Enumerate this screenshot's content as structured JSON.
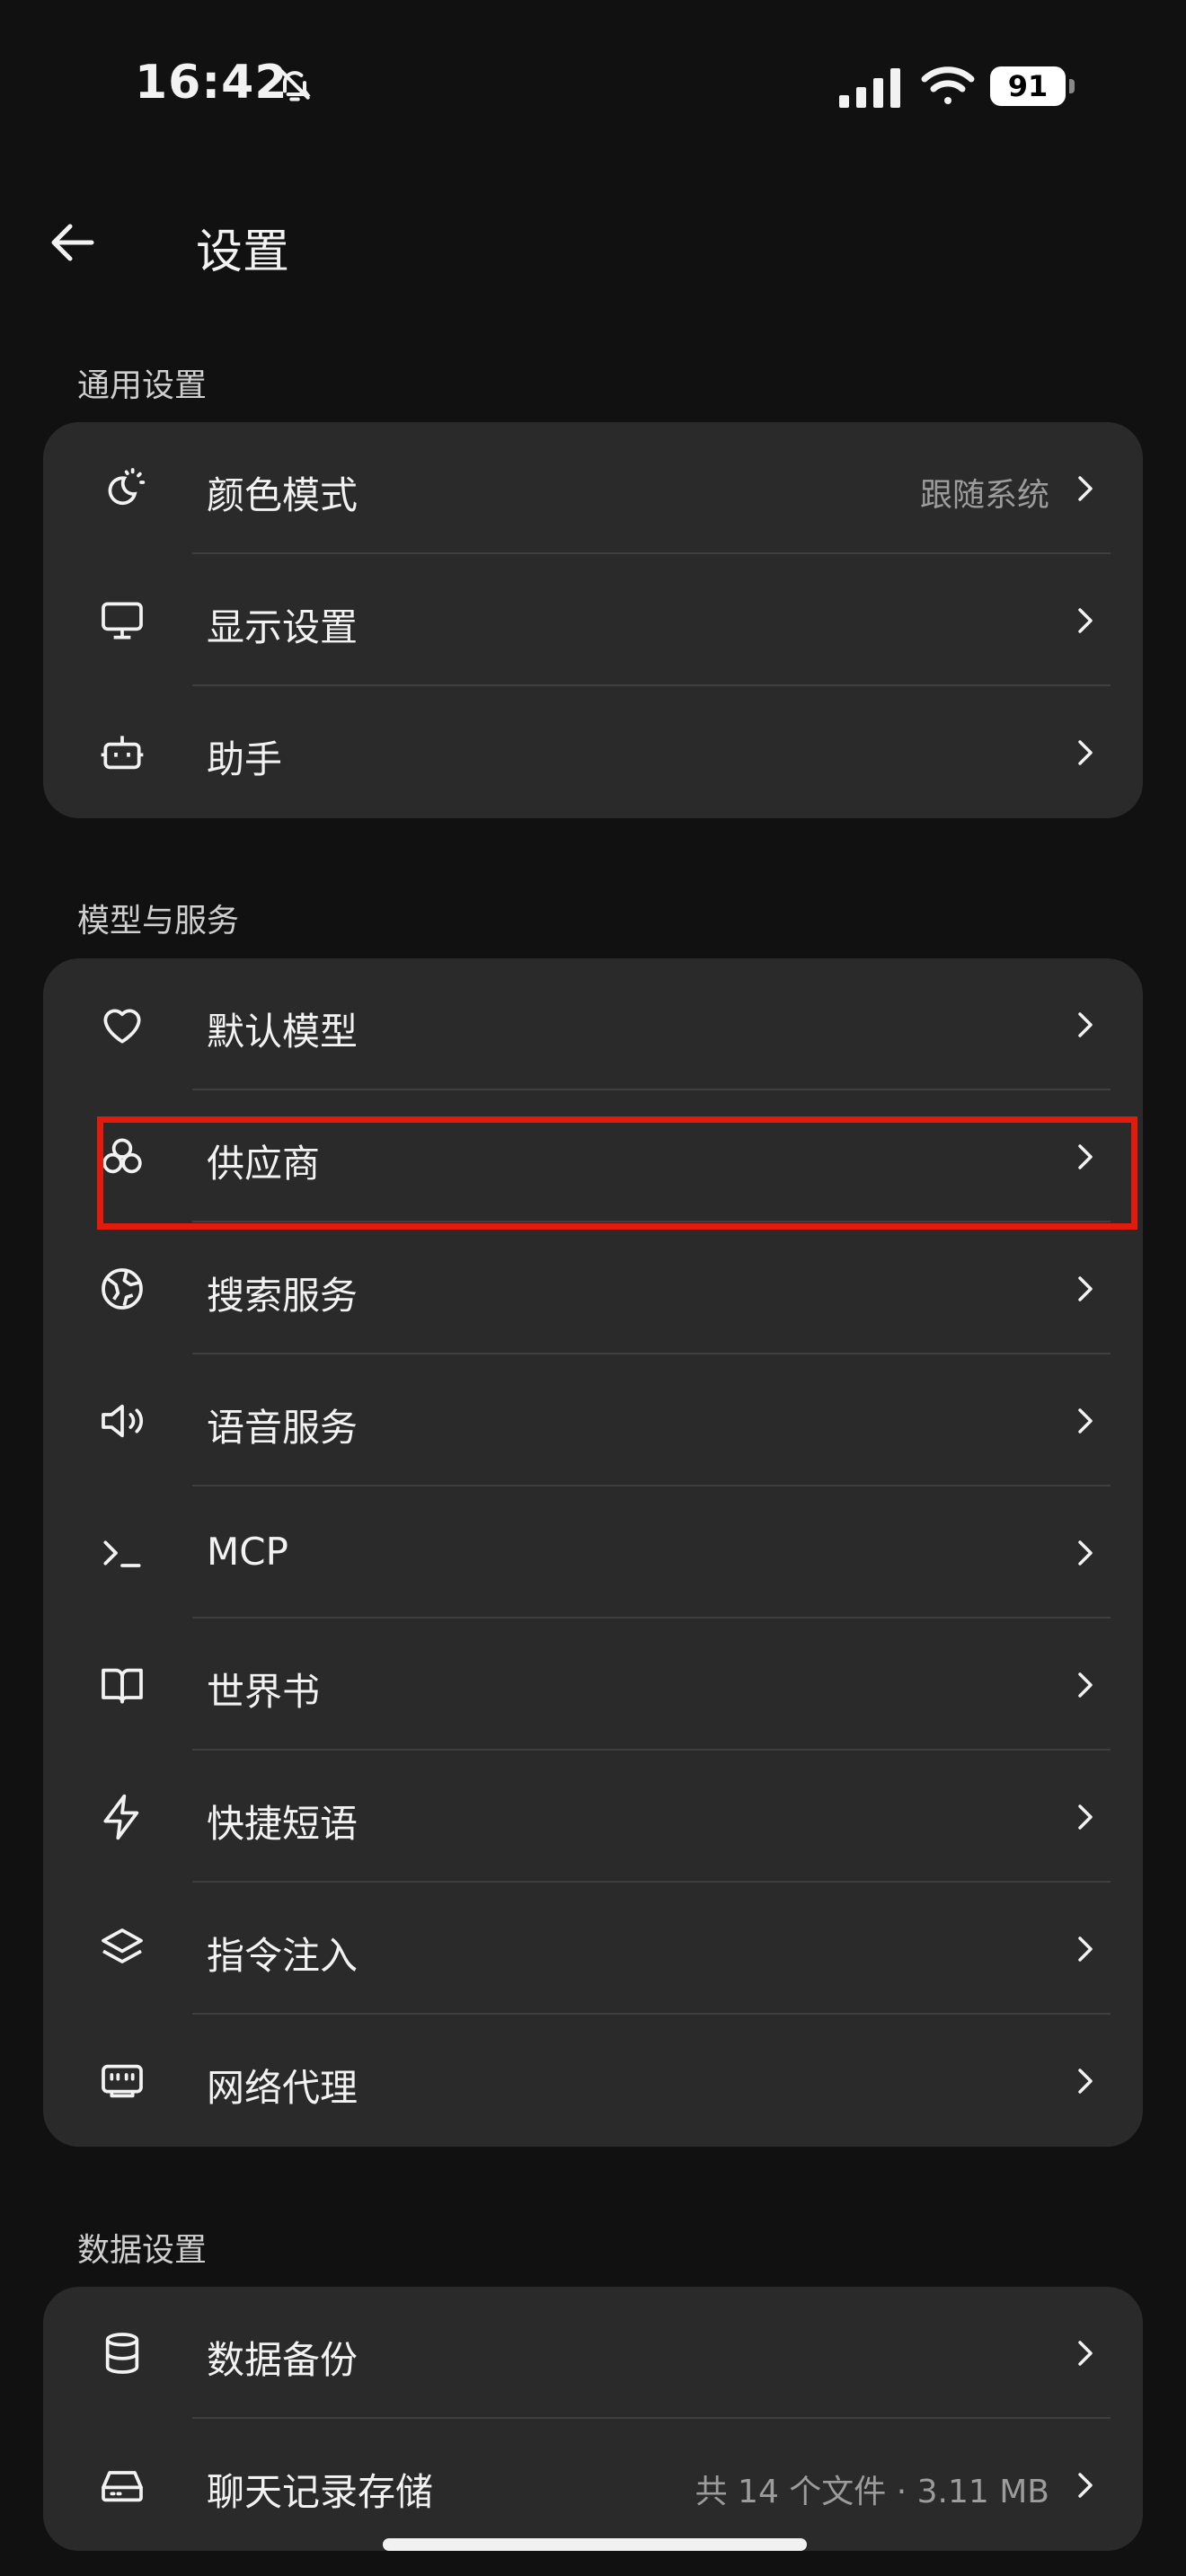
{
  "status_bar": {
    "time": "16:42",
    "battery": "91"
  },
  "header": {
    "title": "设置"
  },
  "sections": [
    {
      "title": "通用设置",
      "items": [
        {
          "label": "颜色模式",
          "value": "跟随系统",
          "icon": "theme-icon"
        },
        {
          "label": "显示设置",
          "value": "",
          "icon": "monitor-icon"
        },
        {
          "label": "助手",
          "value": "",
          "icon": "bot-icon"
        }
      ]
    },
    {
      "title": "模型与服务",
      "items": [
        {
          "label": "默认模型",
          "value": "",
          "icon": "heart-icon"
        },
        {
          "label": "供应商",
          "value": "",
          "icon": "boxes-icon"
        },
        {
          "label": "搜索服务",
          "value": "",
          "icon": "globe-icon"
        },
        {
          "label": "语音服务",
          "value": "",
          "icon": "speaker-icon"
        },
        {
          "label": "MCP",
          "value": "",
          "icon": "terminal-icon"
        },
        {
          "label": "世界书",
          "value": "",
          "icon": "book-icon"
        },
        {
          "label": "快捷短语",
          "value": "",
          "icon": "lightning-icon"
        },
        {
          "label": "指令注入",
          "value": "",
          "icon": "layers-icon"
        },
        {
          "label": "网络代理",
          "value": "",
          "icon": "ethernet-icon"
        }
      ]
    },
    {
      "title": "数据设置",
      "items": [
        {
          "label": "数据备份",
          "value": "",
          "icon": "database-icon"
        },
        {
          "label": "聊天记录存储",
          "value": "共 14 个文件 · 3.11 MB",
          "icon": "drive-icon"
        }
      ]
    }
  ],
  "colors": {
    "background": "#111111",
    "card": "#2a2a2b",
    "highlight": "#e21b0c"
  }
}
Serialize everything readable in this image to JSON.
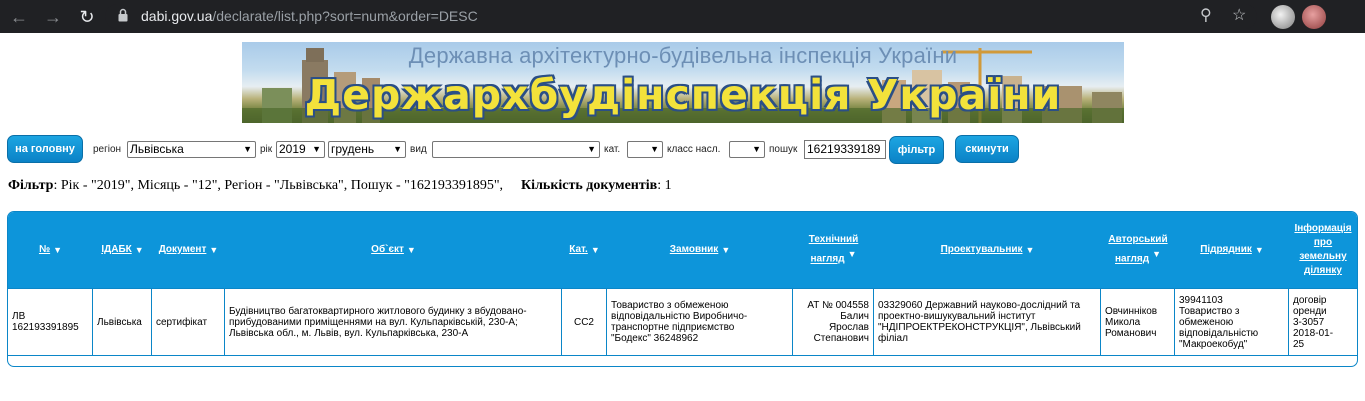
{
  "browser": {
    "url_host": "dabi.gov.ua",
    "url_path": "/declarate/list.php?sort=num&order=DESC"
  },
  "banner": {
    "subtitle": "Державна архітектурно-будівельна інспекція України",
    "title": "Держархбудінспекція України"
  },
  "filters": {
    "home_button": "на головну",
    "region_label": "регіон",
    "region_value": "Львівська",
    "year_label": "рік",
    "year_value": "2019",
    "month_value": "грудень",
    "type_label": "вид",
    "type_value": "",
    "category_label": "кат.",
    "category_value": "",
    "class_label": "класс насл.",
    "class_value": "",
    "search_label": "пошук",
    "search_value": "16219339189",
    "filter_button": "фільтр",
    "reset_button": "скинути"
  },
  "summary": {
    "filter_label": "Фільтр",
    "filter_text": ": Рік - \"2019\", Місяць - \"12\", Регіон - \"Львівська\", Пошук - \"162193391895\",",
    "count_label": "Кількість документів",
    "count_value": ": 1"
  },
  "table": {
    "headers": {
      "num": "№",
      "idabk": "ІДАБК",
      "document": "Документ",
      "object": "Об`єкт",
      "category": "Кат.",
      "customer": "Замовник",
      "tech_supervision_1": "Технічний",
      "tech_supervision_2": "нагляд",
      "designer": "Проектувальник",
      "author_supervision_1": "Авторський",
      "author_supervision_2": "нагляд",
      "contractor": "Підрядник",
      "land_info_1": "Інформація",
      "land_info_2": "про",
      "land_info_3": "земельну",
      "land_info_4": "ділянку"
    },
    "rows": [
      {
        "num_1": "ЛВ",
        "num_2": "162193391895",
        "idabk": "Львівська",
        "document": "сертифікат",
        "object_1": "Будівництво багатоквартирного житлового будинку з вбудовано-",
        "object_2": "прибудованими приміщеннями на вул. Кульпарківській, 230-А;",
        "object_3": "Львівська обл., м. Львів, вул. Кульпарківська, 230-А",
        "category": "СС2",
        "customer_1": "Товариство з обмеженою",
        "customer_2": "відповідальністю Виробничо-",
        "customer_3": "транспортне підприємство",
        "customer_4": "\"Бодекс\" 36248962",
        "tech_1": "АТ № 004558",
        "tech_2": "Балич",
        "tech_3": "Ярослав",
        "tech_4": "Степанович",
        "designer_1": "03329060 Державний науково-дослідний та",
        "designer_2": "проектно-вишукувальний інститут",
        "designer_3": "\"НДІПРОЕКТРЕКОНСТРУКЦІЯ\", Львівський",
        "designer_4": "філіал",
        "author_1": "Овчинніков",
        "author_2": "Микола",
        "author_3": "Романович",
        "contractor_1": "39941103",
        "contractor_2": "Товариство з",
        "contractor_3": "обмеженою",
        "contractor_4": "відповідальністю",
        "contractor_5": "\"Макроекобуд\"",
        "land_1": "договір",
        "land_2": "оренди",
        "land_3": "3-3057",
        "land_4": "2018-01-",
        "land_5": "25"
      }
    ]
  }
}
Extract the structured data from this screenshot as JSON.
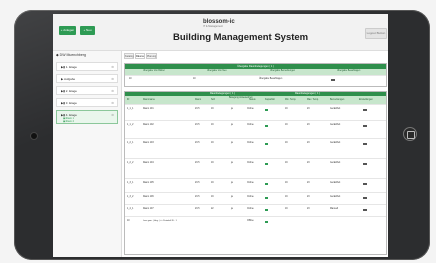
{
  "toolbar": {
    "button1_label": "+ Anlegen",
    "button2_label": "+ Neu",
    "top_right_label": "Logout Button"
  },
  "brand": {
    "logo": "blossom-ic",
    "subtitle": "IT & Management",
    "title": "Building Management System"
  },
  "sidebar": {
    "heading": "◆ DW Muenchberg",
    "items": [
      {
        "label": "▶▮ 1. Etage"
      },
      {
        "label": "▶ Aufgabe"
      },
      {
        "label": "▶▮ 2. Etage"
      },
      {
        "label": "▶▮ 3. Etage"
      },
      {
        "label": "▶▮ 4. Etage",
        "sub1": "▣ Raum 1",
        "sub2": "▣ Raum 2"
      }
    ]
  },
  "tabs": [
    {
      "label": "Katalog"
    },
    {
      "label": "Räume"
    },
    {
      "label": "Planung"
    }
  ],
  "overview": {
    "banner": "Übergabe Raumbelegungen ( 1 )",
    "headers": [
      "Übergabe Von Bisher",
      "Übergabe Von Neu",
      "Übergabe Bemerkungen",
      "Übergabe Beauftragen"
    ],
    "values": [
      "10",
      "10",
      "Übergabe Beauftragen",
      ""
    ]
  },
  "table": {
    "banner_left": "Raumbelegungen ( 1 )",
    "banner_right": "Raumbelegungen ( 1 )",
    "headers": [
      "ID",
      "Raumname",
      "Raum",
      "Soll",
      "Belegung Anwesenheit",
      "Status",
      "Kapazität",
      "Min. Temp.",
      "Max. Temp.",
      "Bemerkungen",
      "Einstellungen"
    ],
    "rows": [
      {
        "id": "1_1_1",
        "name": "Raum 101",
        "raum": "23.5",
        "soll": "19",
        "anw": "ja",
        "status": "Online",
        "min": "19",
        "max": "23",
        "note": "Gerät/Zeit"
      },
      {
        "id": "1_1_2",
        "name": "Raum 102",
        "raum": "23.5",
        "soll": "19",
        "anw": "ja",
        "status": "Online",
        "min": "19",
        "max": "23",
        "note": "Gerät/Zeit"
      },
      {
        "id": "1_2_1",
        "name": "Raum 103",
        "raum": "23.5",
        "soll": "19",
        "anw": "ja",
        "status": "Online",
        "min": "19",
        "max": "23",
        "note": "Gerät/Zeit"
      },
      {
        "id": "1_2_2",
        "name": "Raum 104",
        "raum": "23.5",
        "soll": "19",
        "anw": "ja",
        "status": "Online",
        "min": "19",
        "max": "23",
        "note": "Gerät/Zeit"
      },
      {
        "id": "1_3_1",
        "name": "Raum 105",
        "raum": "23.5",
        "soll": "19",
        "anw": "ja",
        "status": "Online",
        "min": "19",
        "max": "23",
        "note": "Gerät/Zeit"
      },
      {
        "id": "1_3_2",
        "name": "Raum 106",
        "raum": "23.5",
        "soll": "19",
        "anw": "ja",
        "status": "Online",
        "min": "19",
        "max": "23",
        "note": "Gerät/Zeit"
      },
      {
        "id": "1_4_1",
        "name": "Raum 107",
        "raum": "23.5",
        "soll": "22",
        "anw": "ja",
        "status": "Online",
        "min": "19",
        "max": "23",
        "note": "Manuell"
      },
      {
        "id": "10",
        "name": "Leer gem. | Hng. | >> Protokoll ID : 1",
        "raum": "",
        "soll": "",
        "anw": "",
        "status": "Offline",
        "min": "",
        "max": "",
        "note": ""
      }
    ]
  },
  "colors": {
    "accent": "#2e9b54",
    "header": "#2f8f4c",
    "header_light": "#c7e6cc"
  }
}
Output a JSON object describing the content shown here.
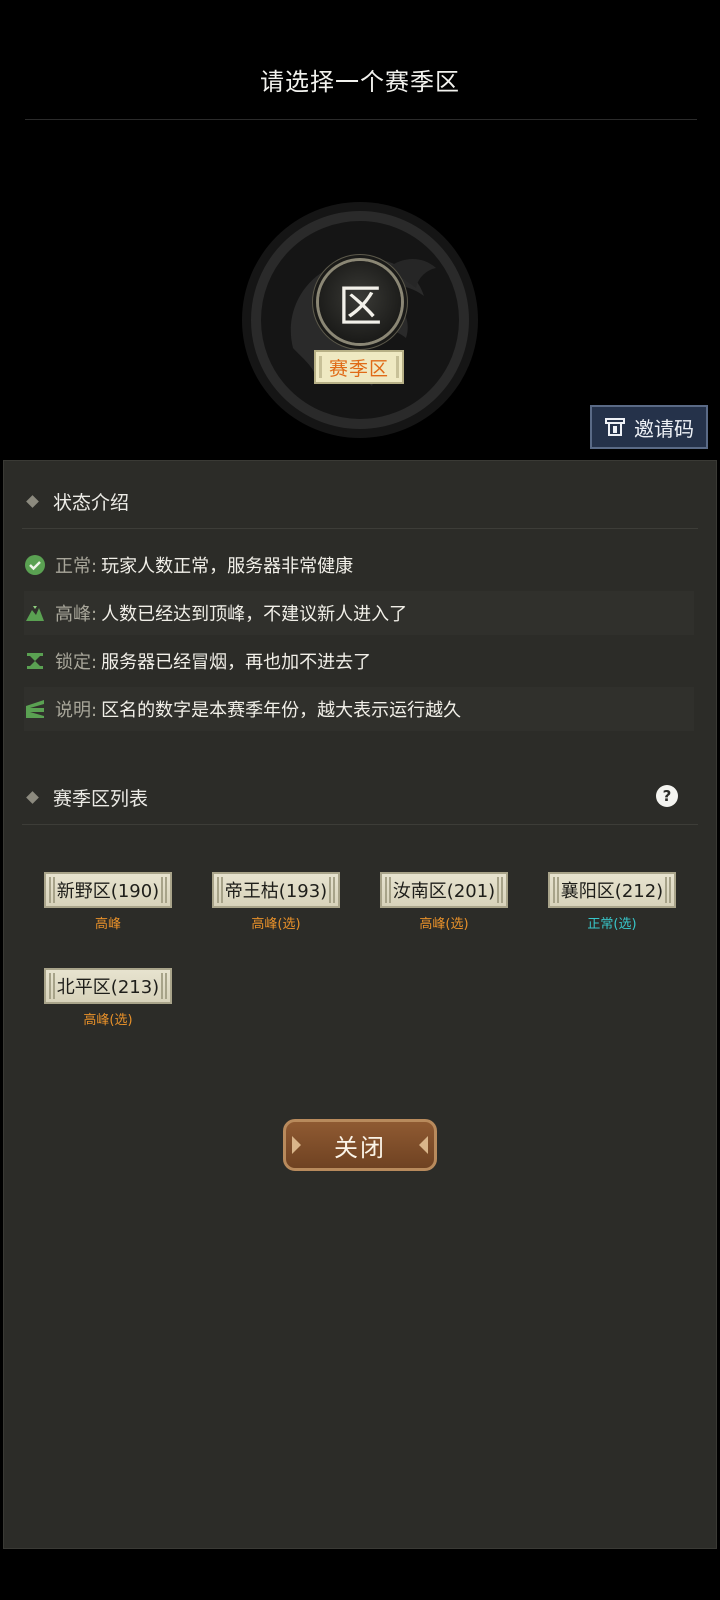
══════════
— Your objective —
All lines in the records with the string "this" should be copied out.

— Task solution —
Enumerate this screenshot's content as structured JSON.
Serialize everything readable in this image to JSON.
Extract the structured data from this screenshot as JSON.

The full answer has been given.